- I would generally mulligan any hand without a turn-1 or turn-2 play. One-landers are auto-mulligans, and many five-landers are mulligans as well.
- The static ability on Narset, Parter of Veils can prevent Setessan Champion from drawing cards. If you can’t attack Narset, then one solution is to cast Banishing Light and stack the triggers in the right order: first exile Narset, then resolve the constellation trigger.
- If you control at least one Hateful Eidolon, are out of gas, and can escape two different Mogis’s Favors, then you can kill your own Hateful Eidolon to draw two cards for each Hateful Eidolon you controlled.
- If you draw multiple Aphemia, then you can always play another, have it die to the legend rule, and exile it to create a Zombie token at end of turn. This way, excess Aphemia are never truly dead.
- When protecting an enchanted creature with Alseid of Life’s Bounty, be careful to choose the right color. For example, suppose you control a creature enchanted with All That Glitters and your opponent bounces it with Teferi. Then you should choose blue, not white, unless you want your All that Glitters to fall off. Sometimes that’s the right play when you need escape fodder for Mogis’s Favor, but in any case you should be aware of this.
- When exiling cards with Mogis’s Favor, try to leave as many enchantments in you graveyard as possible. Aphemia may need to munch on them later.
Abzan Auras Sideboard Guide
Versus Mono-Red Aggro
Versus Azorius Control
Versus Jeskai Fires
Versus Temur Reclamation
Versus Bant Ramp
Versus Jund Food
Versus Temur Adventures
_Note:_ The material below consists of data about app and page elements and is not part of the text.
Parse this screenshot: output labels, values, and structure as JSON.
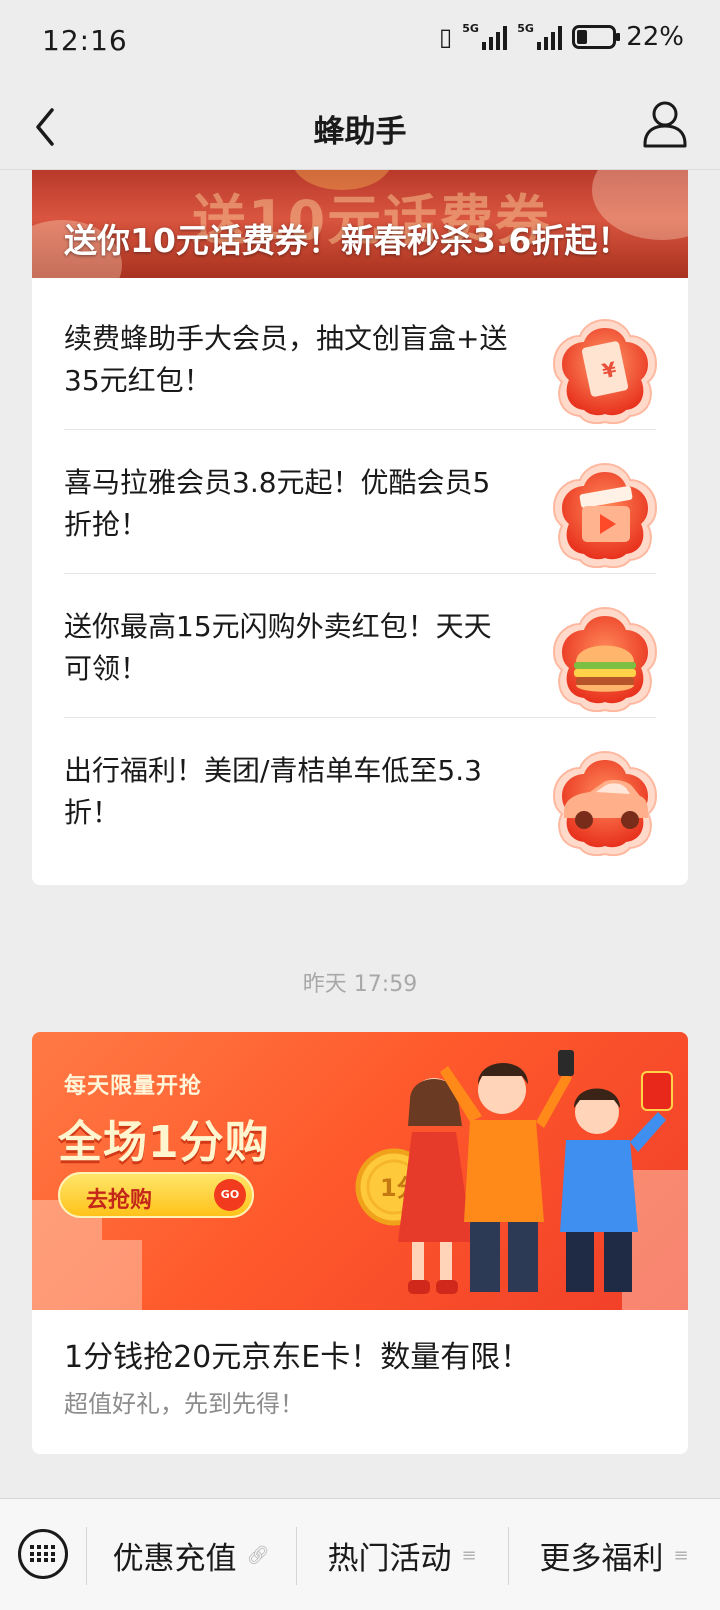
{
  "status_bar": {
    "time": "12:16",
    "battery": "22%",
    "network_1": "5G",
    "network_2": "5G"
  },
  "nav": {
    "title": "蜂助手"
  },
  "card1": {
    "banner_bg_text": "送10元话费券",
    "banner_text": "送你10元话费券！新春秒杀3.6折起！",
    "items": [
      {
        "text": "续费蜂助手大会员，抽文创盲盒+送35元红包！",
        "icon": "receipt-icon"
      },
      {
        "text": "喜马拉雅会员3.8元起！优酷会员5折抢！",
        "icon": "video-clapper-icon"
      },
      {
        "text": "送你最高15元闪购外卖红包！天天可领！",
        "icon": "burger-icon"
      },
      {
        "text": "出行福利！美团/青桔单车低至5.3折！",
        "icon": "car-icon"
      }
    ]
  },
  "timestamp": "昨天 17:59",
  "card2": {
    "banner_small": "每天限量开抢",
    "banner_big": "全场1分购",
    "banner_button": "去抢购",
    "banner_go": "GO",
    "coin_text": "1分",
    "title": "1分钱抢20元京东E卡！数量有限！",
    "subtitle": "超值好礼，先到先得！"
  },
  "bottom_menu": {
    "items": [
      {
        "label": "优惠充值",
        "icon": "link-icon"
      },
      {
        "label": "热门活动",
        "icon": "menu-icon"
      },
      {
        "label": "更多福利",
        "icon": "menu-icon"
      }
    ]
  },
  "colors": {
    "background": "#ededed",
    "card": "#ffffff",
    "banner_red": "#c8402f",
    "banner_orange": "#ff5a2c"
  }
}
I am not going to tell you that Abzan Auras will easily carry you to #1 Mythic or a Grand Prix trophy. It probably won’t. It also isn’t trying to attack the metagame in any particular way.
But if you’re like me and have more fun playing off-meta, synergy-driven aggro decks, then Abzan Auras is a great choice for a competitive brew. You will surprise opponents with your card interactions, and it just feels good to attack with a 20-power lifelinker. If you’ve been trying to make Hateful Eidolon work in Standard, then give my build a try!